REQUIREMENT: An exact reprint of the listing is required, with no pictures included.

....

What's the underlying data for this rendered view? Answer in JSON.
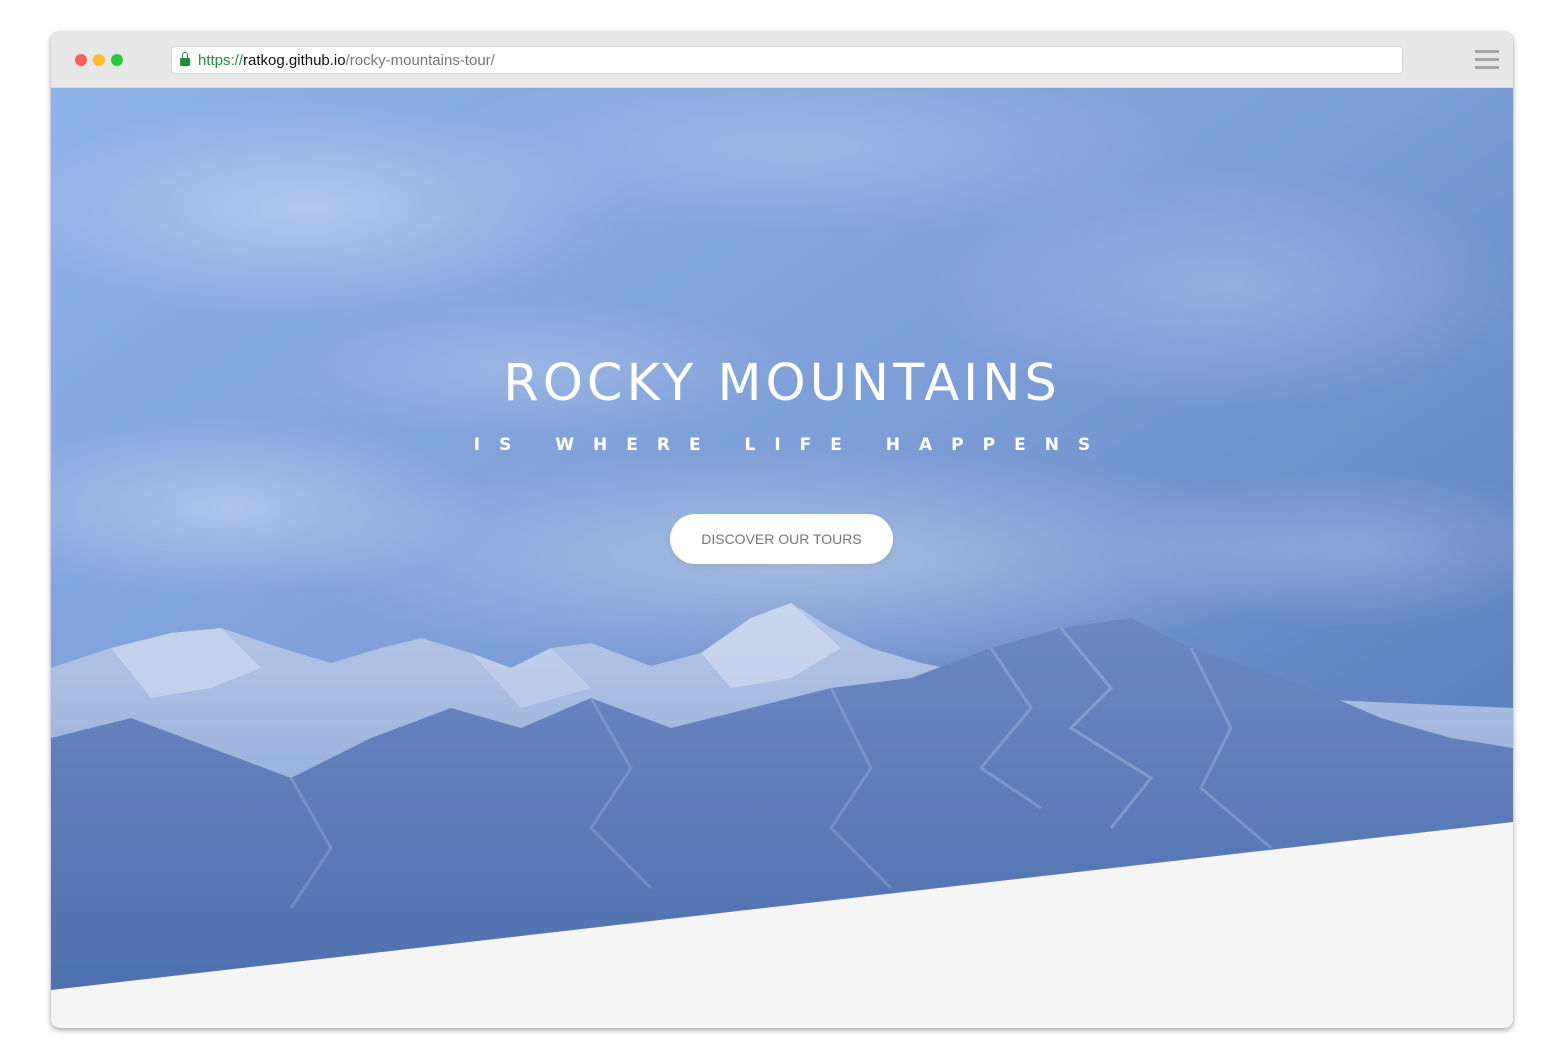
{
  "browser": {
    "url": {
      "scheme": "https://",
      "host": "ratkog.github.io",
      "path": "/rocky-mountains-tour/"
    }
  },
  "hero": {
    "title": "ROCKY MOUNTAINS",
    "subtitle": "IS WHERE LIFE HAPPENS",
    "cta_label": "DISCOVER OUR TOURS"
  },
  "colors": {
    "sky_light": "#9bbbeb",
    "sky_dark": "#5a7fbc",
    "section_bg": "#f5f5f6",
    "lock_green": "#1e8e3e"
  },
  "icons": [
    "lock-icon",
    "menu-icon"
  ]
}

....

ANSWER BOX:
What's the underlying data for this rendered view? Answer in JSON.
{
  "browser": {
    "url": {
      "scheme": "https://",
      "host": "ratkog.github.io",
      "path": "/rocky-mountains-tour/"
    }
  },
  "hero": {
    "title": "ROCKY MOUNTAINS",
    "subtitle": "IS WHERE LIFE HAPPENS",
    "cta_label": "DISCOVER OUR TOURS"
  },
  "colors": {
    "sky_light": "#9bbbeb",
    "sky_dark": "#5a7fbc",
    "section_bg": "#f5f5f6",
    "lock_green": "#1e8e3e"
  },
  "icons": [
    "lock-icon",
    "menu-icon"
  ]
}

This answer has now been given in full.